What is Asynchronous Learning? Less Than 100 Words
Read Time: 3 minutes
Asynchronous Learning is a learning style that is generally self-directed with no instructor or classmate involvement. Asynchronous learning involves just the learner and the content, and is typically thought of as course-based, self-paced learning.
The pros and cons of asynchronous learning include:
- Learners can complete courses on their own time at their own pace.
- Courses can be completed from anywhere.
- Learners can revisit material during moments of need, setting them up for meaningful reinforcement.
- Learners may feel isolated.
- Self-pacing requires self-discipline.
- Technological issues may arise.
Ready to learn more about Asynchronous Learning?

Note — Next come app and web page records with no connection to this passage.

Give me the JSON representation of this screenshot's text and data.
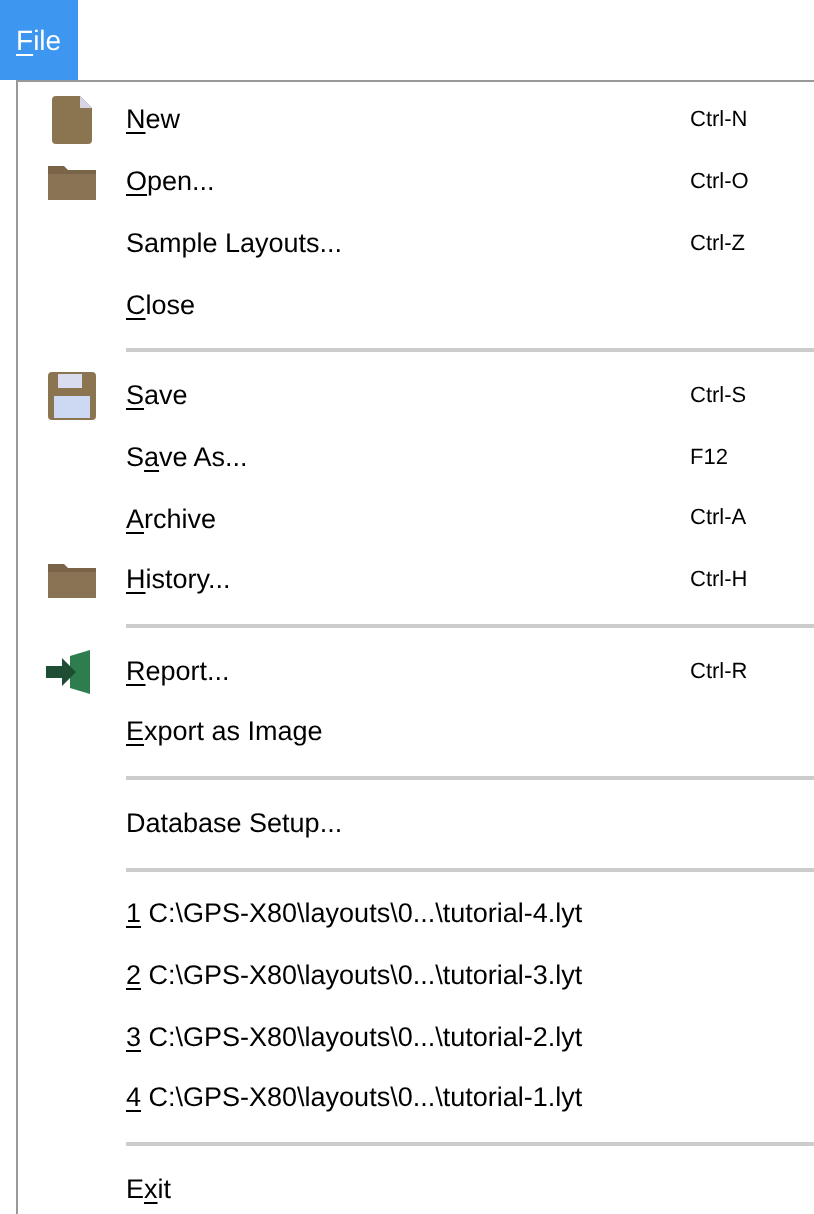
{
  "menubar": [
    {
      "mnemonic": "F",
      "label_end": "ile",
      "selected": true
    }
  ],
  "menu": {
    "items": [
      {
        "kind": "document",
        "mnemonic": "N",
        "label_end": "ew",
        "shortcut": "Ctrl-N"
      },
      {
        "kind": "folder",
        "mnemonic": "O",
        "label_end": "pen...",
        "shortcut": "Ctrl-O"
      },
      {
        "kind": "plain",
        "label_start": "Sample Layouts...",
        "shortcut": "Ctrl-Z"
      },
      {
        "kind": "plain",
        "mnemonic": "C",
        "label_end": "lose"
      },
      {
        "kind": "separator"
      },
      {
        "kind": "floppy",
        "mnemonic": "S",
        "label_end": "ave",
        "shortcut": "Ctrl-S"
      },
      {
        "kind": "plain",
        "label_start": "S",
        "mnemonic": "a",
        "label_end": "ve As...",
        "shortcut": "F12"
      },
      {
        "kind": "plain",
        "mnemonic": "A",
        "label_end": "rchive",
        "shortcut": "Ctrl-A"
      },
      {
        "kind": "folder",
        "mnemonic": "H",
        "label_end": "istory...",
        "shortcut": "Ctrl-H"
      },
      {
        "kind": "separator"
      },
      {
        "kind": "export",
        "mnemonic": "R",
        "label_end": "eport...",
        "shortcut": "Ctrl-R"
      },
      {
        "kind": "plain",
        "mnemonic": "E",
        "label_end": "xport as Image"
      },
      {
        "kind": "separator"
      },
      {
        "kind": "plain",
        "label_start": "Database Setup..."
      },
      {
        "kind": "separator"
      },
      {
        "kind": "plain",
        "mnemonic": "1",
        "label_end": " C:\\GPS-X80\\layouts\\0...\\tutorial-4.lyt"
      },
      {
        "kind": "plain",
        "mnemonic": "2",
        "label_end": " C:\\GPS-X80\\layouts\\0...\\tutorial-3.lyt"
      },
      {
        "kind": "plain",
        "mnemonic": "3",
        "label_end": " C:\\GPS-X80\\layouts\\0...\\tutorial-2.lyt"
      },
      {
        "kind": "plain",
        "mnemonic": "4",
        "label_end": " C:\\GPS-X80\\layouts\\0...\\tutorial-1.lyt"
      },
      {
        "kind": "separator"
      },
      {
        "kind": "plain",
        "label_start": "E",
        "mnemonic": "x",
        "label_end": "it"
      }
    ]
  }
}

Let’s dive into what asynchronous learning is, how it differs from synchronous learning, and its benefits and disadvantages.
What is Asynchronous Learning?
Asynchronous Learning is a learning style that is generally self-directed with no instructor or classmate involvement. Asynchronous learning involves just the learner and the content, and is typically associated with course-based, self-paced learning.
This learning style refers to a group of learners who learn by themselves and work at their own pace on their own time. Popular tools for Asynchronous learning include:
- Self-Paced Modules
- Discussion Groups
- Message Boards/Forums
- Prerecorded Video and Audio
Asynchronous vs. Synchronous Learning
Asynchronous and synchronous are two types of learning styles that come with their own set of tools and practices. A synchronous approach uses real-time learning where learners can complete courses simultaneously.
With a Blended Learning Program, both asynchronous and synchronous learning styles are combined to create a training program that works for all learners. An example includes starting with a synchronous instructor-led training (ILT), where learners participate in an in-person workshop. Then, learners could be assigned an asynchronous self-paced module, where they complete courses at their own pace on their own time.
Read More: Synchronous vs Asynchronous Learning: Which is Right for Your Learners?
Advantages Of Asynchronous Learning
Asynchronous Learning comes with a variety of benefits.
- Flexibility — Learners can complete courses on their own time at their own pace. Asynchronous learners can access learning content whenever it best suits their schedule and complete it as quickly or as slowly as they want.
- Ability to Learn Remotely — Whether you use synchronous or asynchronous learning, courses can be completed from anywhere. As long as learners have the proper equipment to learn, both synchronous and asynchronous learning programs can be completed from anywhere.
- Learning Reinforcement — Learners can revisit material during moments of need, setting them up for meaningful reinforcement. Asynchronous learning programs allow materials to be freely available within a set period of time.
Disadvantages Of Asynchronous Learning
Although asynchronous learning has a variety of benefits, it also comes with a number of drawbacks.
- Isolation — Given that asynchronous learning can happen remotely, learners may feel isolated from their facilitators and fellow learners. Real-time interaction and collaboration are valuable in learning, and remote asynchronous learning takes this away.
- Requires Self-Discipline — When you have self-paced eLearning courses, learners may struggle to stay motivated and grow apathetic. It may be difficult to motivate your learners to log in and finish their program because there is no one there to hold them accountable.
- Troubleshooting Technology — Some learners aren’t as comfortable with technology as others. Whether it’s remembering login information or navigating programs, some learners aren’t well-versed in technology.
Are You In Sync With Asynchronous Learning?
We’ve covered the definition of asynchronous learning, as well as the pros and cons that come with this learning style.
Now that you know the basics of asynchronous learning, it’s time to ask yourself, “Is an asynchronous learning approach right for my organization’s learning program?”